The wildcard gathering of the month was in Colorado where I spent an extended weekend with three friends from our slightly motley, but very close-knit college eating club (think co-ed, upperclass social & dining clubhouse). The promise of reconnection brought us all together, and while we did celebrate with an assortment of yumminess, it was the laughter, the story-telling and those threads of familiar, shared experience which made the trip. We spent the first hour comparing ailments and medications, but then quickly got to work laughing and pretending to be 20 again. It was glorious, in a glory days kind of way.
Food was not the centerpiece of the weekend, not by far; friendship was. But time and time again we compared recipes, expounded on favorite meals and re-imagined out loud the most fanciful and decadent flavor combos we could think of. It wasn’t that we needed to fill any uncomfortable silence with mindless chatter, but cooking well was a commonality, part of our collective daily routines and 3/4 of us actually adore doing it. It was one of many natural and comforting takeaways from the weekend – sure, we have many years behind us but I think we all returned to our own realities with renewed optimism. Kudos to my friend Louise of the West, the cranky and reluctant chef, for making it happen and hosting our Go-Gos retreat.
I started my cooking frenzy during the isolation of the pandemic when we were
locked brought together again under one roof. We did fine as a family of four, but there were edgy moments when togetherness mandated silence, which felt like solo dining…but with side-eye. I swear, alone cones should have been issued with N95s. Still, it was (forced) micro-commensality at best and oddly, I haven’t really expanded my base.

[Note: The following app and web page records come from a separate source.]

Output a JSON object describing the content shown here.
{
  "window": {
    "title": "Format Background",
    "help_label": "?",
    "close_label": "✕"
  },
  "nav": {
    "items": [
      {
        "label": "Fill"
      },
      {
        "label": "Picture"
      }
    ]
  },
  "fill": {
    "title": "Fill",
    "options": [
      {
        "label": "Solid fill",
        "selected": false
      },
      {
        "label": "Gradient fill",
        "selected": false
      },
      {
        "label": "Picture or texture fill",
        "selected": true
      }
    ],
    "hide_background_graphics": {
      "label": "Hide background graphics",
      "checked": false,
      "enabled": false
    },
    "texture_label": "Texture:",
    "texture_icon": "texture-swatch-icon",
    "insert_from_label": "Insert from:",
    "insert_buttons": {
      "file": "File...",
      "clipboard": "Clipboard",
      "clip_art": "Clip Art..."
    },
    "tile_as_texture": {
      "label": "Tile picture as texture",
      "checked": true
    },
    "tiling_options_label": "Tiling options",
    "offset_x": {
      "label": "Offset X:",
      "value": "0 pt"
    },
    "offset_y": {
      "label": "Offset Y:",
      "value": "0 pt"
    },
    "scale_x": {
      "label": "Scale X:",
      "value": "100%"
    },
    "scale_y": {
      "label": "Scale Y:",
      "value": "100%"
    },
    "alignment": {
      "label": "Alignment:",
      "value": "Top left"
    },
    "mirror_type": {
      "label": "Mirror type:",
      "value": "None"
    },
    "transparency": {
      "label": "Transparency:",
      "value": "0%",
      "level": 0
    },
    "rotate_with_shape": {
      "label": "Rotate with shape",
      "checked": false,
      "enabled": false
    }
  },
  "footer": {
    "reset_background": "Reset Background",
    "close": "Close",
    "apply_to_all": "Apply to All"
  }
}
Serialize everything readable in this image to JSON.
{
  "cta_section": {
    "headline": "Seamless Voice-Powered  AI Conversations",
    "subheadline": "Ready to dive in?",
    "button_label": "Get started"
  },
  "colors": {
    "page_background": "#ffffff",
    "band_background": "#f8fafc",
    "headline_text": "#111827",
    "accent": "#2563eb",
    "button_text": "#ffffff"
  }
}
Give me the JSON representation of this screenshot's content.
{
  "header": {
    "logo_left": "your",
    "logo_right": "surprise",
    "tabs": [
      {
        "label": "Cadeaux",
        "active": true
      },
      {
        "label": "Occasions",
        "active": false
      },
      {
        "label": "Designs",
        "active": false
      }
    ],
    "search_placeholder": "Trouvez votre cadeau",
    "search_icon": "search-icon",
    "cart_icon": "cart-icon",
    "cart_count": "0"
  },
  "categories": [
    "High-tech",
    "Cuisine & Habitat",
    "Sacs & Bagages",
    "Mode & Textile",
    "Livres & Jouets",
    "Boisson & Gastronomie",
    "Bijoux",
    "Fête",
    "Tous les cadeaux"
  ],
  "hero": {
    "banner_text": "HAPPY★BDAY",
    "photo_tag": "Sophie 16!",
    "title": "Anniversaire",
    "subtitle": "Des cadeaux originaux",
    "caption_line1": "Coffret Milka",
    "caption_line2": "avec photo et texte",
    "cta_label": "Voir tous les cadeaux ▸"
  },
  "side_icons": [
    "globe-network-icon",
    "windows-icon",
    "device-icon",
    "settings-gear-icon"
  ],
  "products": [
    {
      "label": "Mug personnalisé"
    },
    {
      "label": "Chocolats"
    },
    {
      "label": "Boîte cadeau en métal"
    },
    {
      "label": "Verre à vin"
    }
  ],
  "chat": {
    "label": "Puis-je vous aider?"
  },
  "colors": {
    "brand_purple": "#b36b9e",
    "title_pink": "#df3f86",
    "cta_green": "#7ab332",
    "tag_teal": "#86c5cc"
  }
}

I’m comfy in this space, but I do tend to outgrow spaces. While any true communal aspects of my cooking are mostly absent, I do love the act of serving my people something deliciously and thoughtfully crafted; I don’t love the stress and pressure associated with entertaining. I’m getting better at it; or at least thinking about getting better at it. But don’t hold your breath – you still can’t come over.